I am so glad I don’t live like blanket man did, that is the extreme end of homelessness, I am part of the vision of the national Governments property owning democracy, unfortunately this is a rapidly fading vision. I have experienced not knowing where I was going to lay my head at night, poorly heated un-insulated mould infested homes that made me sick. Currently I live in my own dry, relatively warm home, if I lived in Auckland not a chance, not a snowballs chance in hell. I earn around 2/3rds the average household income , less than the meridian income. If I were to live in a similar home in Auckland I would spend over half of my income on mortgage, rates and insurance. At approximately 1/3rd of my expenditure I can just survive right now.
I am fortunate to have bridged the deposit gap because of Government policy back in the 1980’s and have managed to hold on to a house despite periods of injury and a divorce. I am not well off by any means. What chance does a family on the minimum wage have? To rent a suitable home in Auckland that was dry and warm and in an area where my children could safely walk to the shops or play outside I would be paying 500.00 plus per week if not much more.
This is not a new crisis, it has been creeping along for a long time and now threatens to explode. http://www.nzherald.co.nz/nz/news/article.cfm?c_id=1&objectid=11465703. It hasn’t been addressed as of yet because it has not bitten at the people who hold the balance of power in New Zealand, the middle class. When this crisis really starts to bite then perhaps some action may be taken but every month it continues it worsens. Parents living with their adult children,and vice versa. Grandparents extended family altogether. This is what middle class will look like. It already happens with people in the low income zones and has been happening for years with the poor helping the poor.
Is there anything wrong with this I can hear people saying now? Well if it is by genuine choice, no, it is not as easy as it sounds however, there are all sorts of variables, I tend to like to have my own space (somewhere I can be and my partner/wife/ fiance) can be, just a quiet spot, a place to be. I have friends that I like to have over, if we all get on that’s great, otherwise parking gran and poppa off in their lazyboys in the garage as the kids get down and dirty with their filthy bass and drums dropping in the lounge, doof doof.
The problem with homelessness is structural, and the answer is structural. The market is artificially skewed (if you believe in market economies) by taxation advantages and lending policies. banks make money in lending, it is to their advantage that housing continues to rise and that the major forms of investment that New Zealanders use is property. Most of our Politicians own three or more properties, is it impolite to suggest that there are vested interests in the status quo?

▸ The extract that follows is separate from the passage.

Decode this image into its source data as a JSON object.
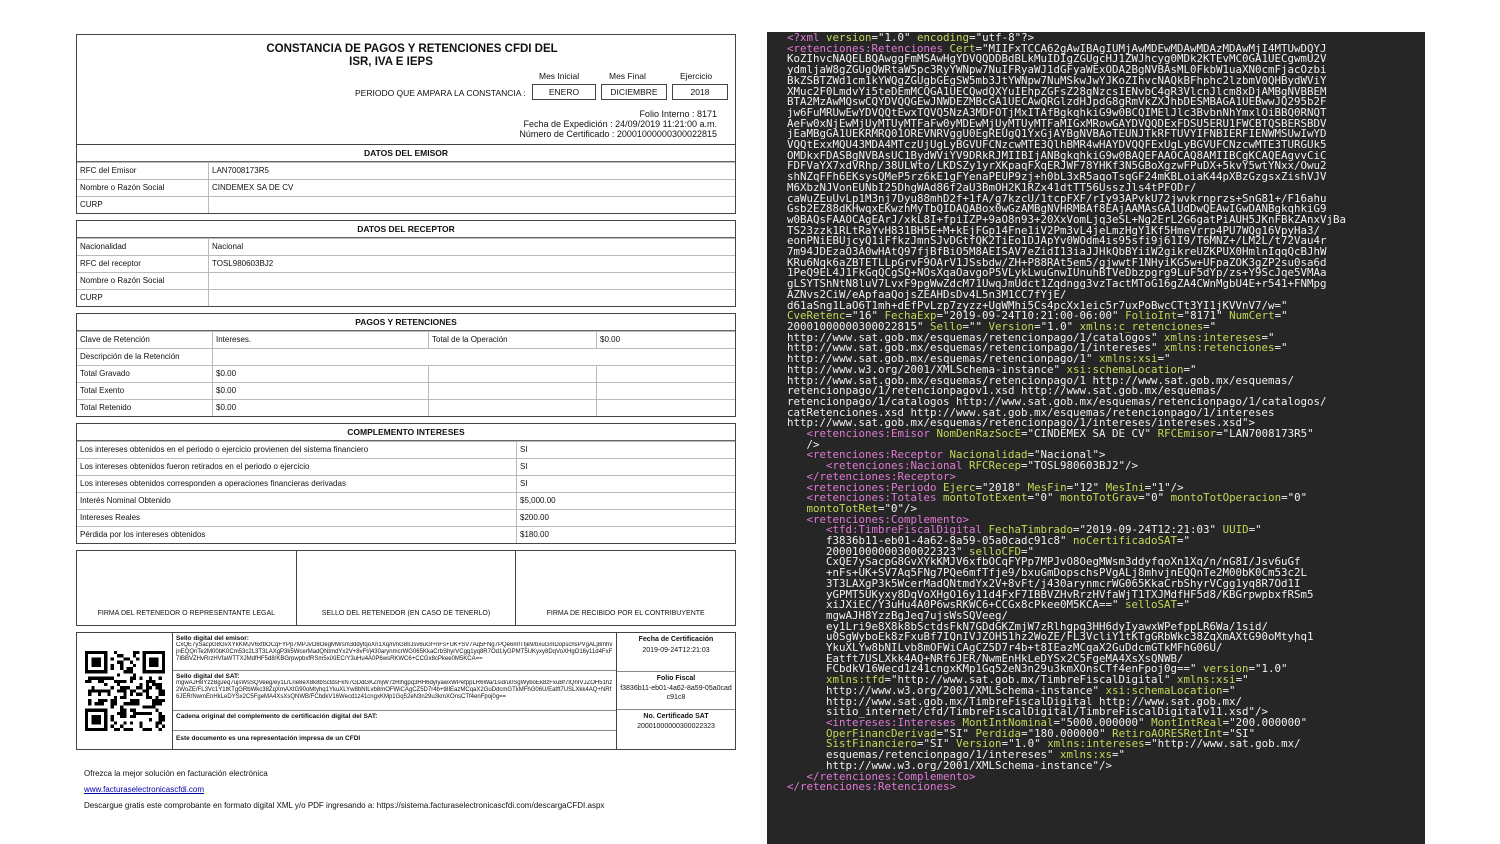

We know that the value of something is determined by its scarcity and availability, it seems to be a simple equation then, increase supply then prices come down.. Of course that solution leaves the banks in an invidious position if the prices come down, many home owners will be in negative equity situations, so are there any solutions? Well how about a massive house building for rentals, a swag load of houses, good quality, warm dry and looking like all the others, in good sold streets, no more ghettos, a mixed ownership model, zero deposit, three percent interest all for first home owners. Capital gain if sold in the first ten years is split between the home owners and the government, any difference in interest rates is calculated and paid back. The Government has the land, it is a zero sum scheme because the homes will appear as assets on the governments balance sheet. Helping them towards their much vaunted surplus…
Hmm I think I am howling at the moon…. more to come on structural reasons for homelessness…